It's a very unfortunate coincidence that a female Canadian Soldier has died in combat on the same day parliament votes on whether to extend Canada's presence in Afghanistan.

I believe that the majority of opinion on this issue is similar to that of a caller on the radio who said, he was for the idea that the troops should be pulled out, while also being against it because of the positive work our military has done in Afghanistan.

The Canadian military and the rest of the coalition forces should remain in Afghanistan for as long as it takes to bring peace to the country. Until the Afghan Government is able to run on its own and the threat of the Taliban and other violent opposition is eliminated, there should be absolutely no plans to remove our soldiers. If the troops are taken out then the so-called "enemy" that our soldiers face, will have an excellent advantage to take control and Afghanistan will be right back where it started five years ago.

What needs to be understood is that a structure of a nation does not change overnight; nor does it change in a year or two. The United States is finding that out the hard way with Iraq. Bringing peace and freedom to Afghanistan has to be a long-term commitment. It takes time, it takes patience and unfortunately, it takes sacrifice.
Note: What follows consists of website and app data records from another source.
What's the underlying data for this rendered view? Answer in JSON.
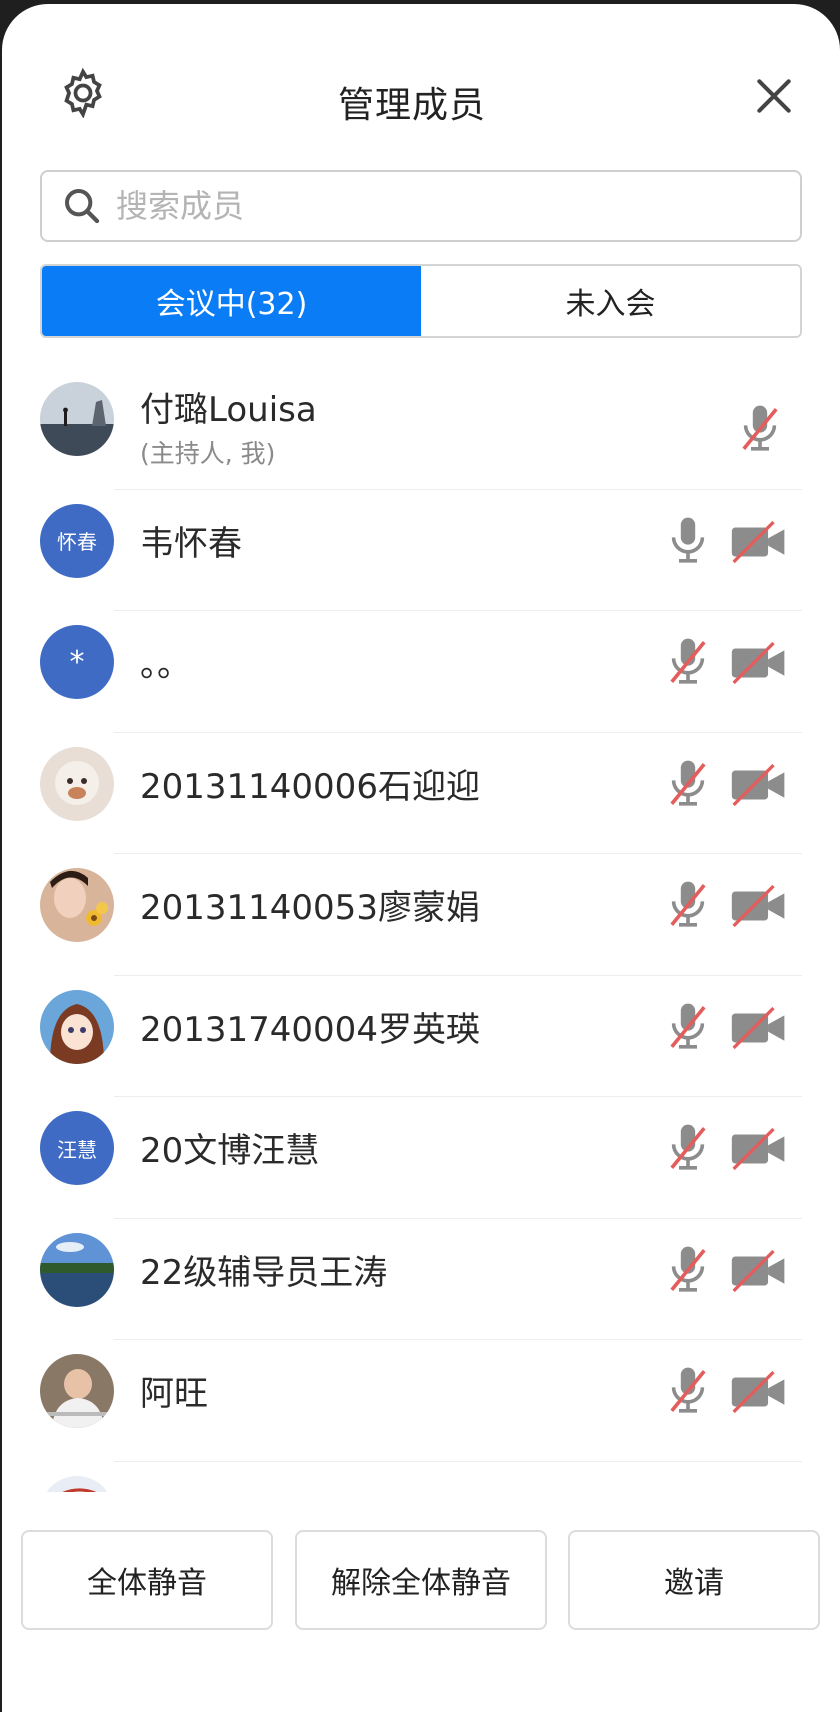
{
  "header": {
    "title": "管理成员"
  },
  "search": {
    "placeholder": "搜索成员"
  },
  "tabs": [
    {
      "label": "会议中(32)",
      "active": true
    },
    {
      "label": "未入会",
      "active": false
    }
  ],
  "members": [
    {
      "name": "付璐Louisa",
      "subtitle": "(主持人, 我)",
      "avatar": "photo-seaside",
      "mic": "muted",
      "cam": "none"
    },
    {
      "name": "韦怀春",
      "avatar_text": "怀春",
      "mic": "on",
      "cam": "off"
    },
    {
      "name": "。。",
      "avatar_text": "*",
      "mic": "muted",
      "cam": "off"
    },
    {
      "name": "20131140006石迎迎",
      "avatar": "photo-sheep",
      "mic": "muted",
      "cam": "off"
    },
    {
      "name": "20131140053廖蒙娟",
      "avatar": "photo-flower",
      "mic": "muted",
      "cam": "off"
    },
    {
      "name": "20131740004罗英瑛",
      "avatar": "photo-anime",
      "mic": "muted",
      "cam": "off"
    },
    {
      "name": "20文博汪慧",
      "avatar_text": "汪慧",
      "mic": "muted",
      "cam": "off"
    },
    {
      "name": "22级辅导员王涛",
      "avatar": "photo-lake",
      "mic": "muted",
      "cam": "off"
    },
    {
      "name": "阿旺",
      "avatar": "photo-person",
      "mic": "muted",
      "cam": "off"
    }
  ],
  "footer": {
    "mute_all": "全体静音",
    "unmute_all": "解除全体静音",
    "invite": "邀请"
  },
  "colors": {
    "accent": "#0a7cf5",
    "avatar_bg": "#3f6bc4",
    "muted_slash": "#e35d5d",
    "icon_gray": "#8c8c8c"
  }
}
The Canadian public is also aware that there is a strong group of afghans who do not like the sight of foreign soldiers patrolling their streets or any form of occupation. One can certainly not blame the people of Afghanistan if they choose to take this stance. Therefore, what needs to remembered is that in politics, there is never a "perfect" or "correct" solution. Every political resolution will always have its opposition and consequences. It is essentially, the lesser of many evils. Afghanistan might not like foreign occupation. However, it is better then certain alternatives.

Regardless, any decision made about the Canadian Armed Forces in Afghanistan needs to be fully evaluated and cannot be rushed.
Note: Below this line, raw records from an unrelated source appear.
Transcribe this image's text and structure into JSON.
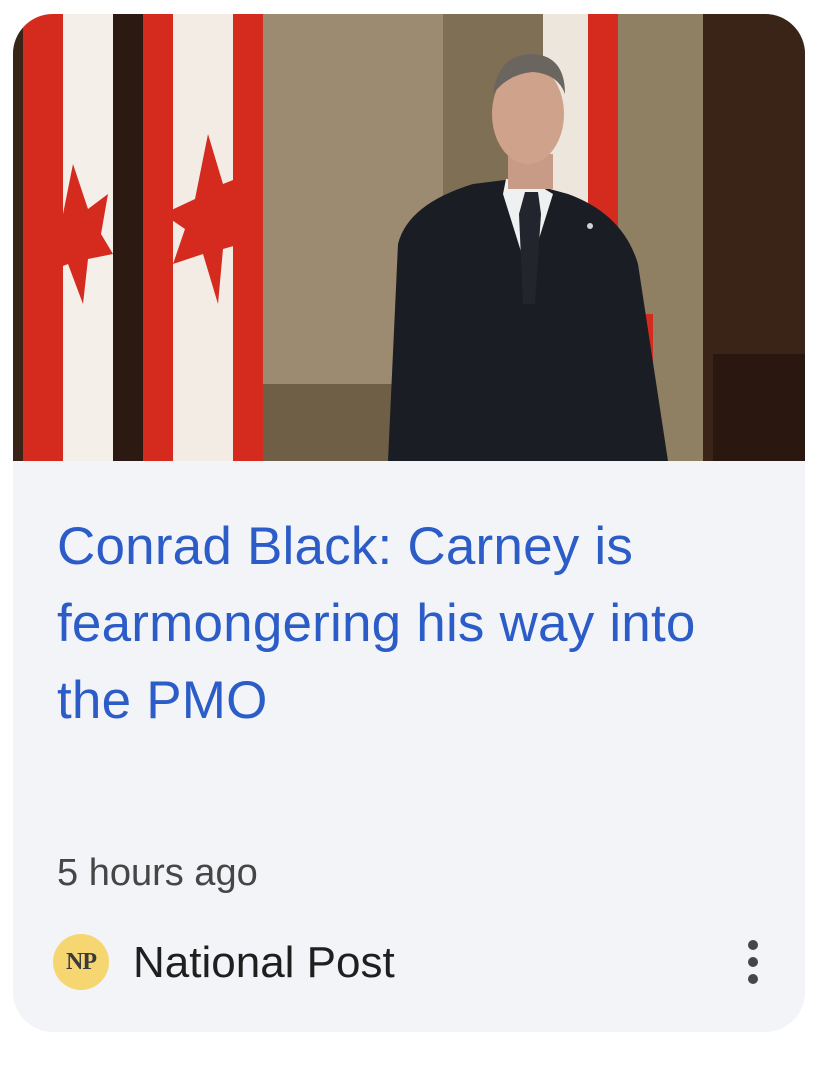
{
  "article": {
    "headline": "Conrad Black: Carney is fearmongering his way into the PMO",
    "timestamp": "5 hours ago",
    "image_icon": "news-photo"
  },
  "source": {
    "logo_text": "NP",
    "name": "National Post"
  },
  "actions": {
    "more_icon": "more-vert-icon"
  },
  "colors": {
    "headline": "#2b5cc7",
    "card_background": "#f2f4f7",
    "logo_background": "#f6d671",
    "flag_red": "#d52b1e"
  }
}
*Normally, the journalist in me usually sits on the fence. However, there are some issues where I turn into a commentator. If you disagree with what I just wrote, that's totally cool.

The Hek


Blake said...

A very cogent and intelligent anaylsis, my friend! It's like you're reading my mind... I am in complete agreement with your position.

We made a commitment to help the Afghan people rebuild; we should see it through to the end, however long it may take. Our brave men and women in the Canadian Forces are fully aware of the risks they're taking every day when they put on the uniform. They know full well they might die in service of their country; that they go out and put themselves in the line of fire anyway is a remarkable testament to their valour and integrity. That's the definition of a hero, in my opinion.

Losing them in combat is tragic, yes, but often necessary for the greater good. This is war, folks - unfortunately, soldiers die in war. That's been a universal constant for thousands of years, and will most likely remain so for thousands more...

We mourn our dead heroes. Let their sacrifice remind us of the cost of freedom, both for ourselves and for Afghanistan.

Stay the course, Canada!

Billy Ruffian said...

Please return to Ottawa this summer for a visit. We can talk about it then.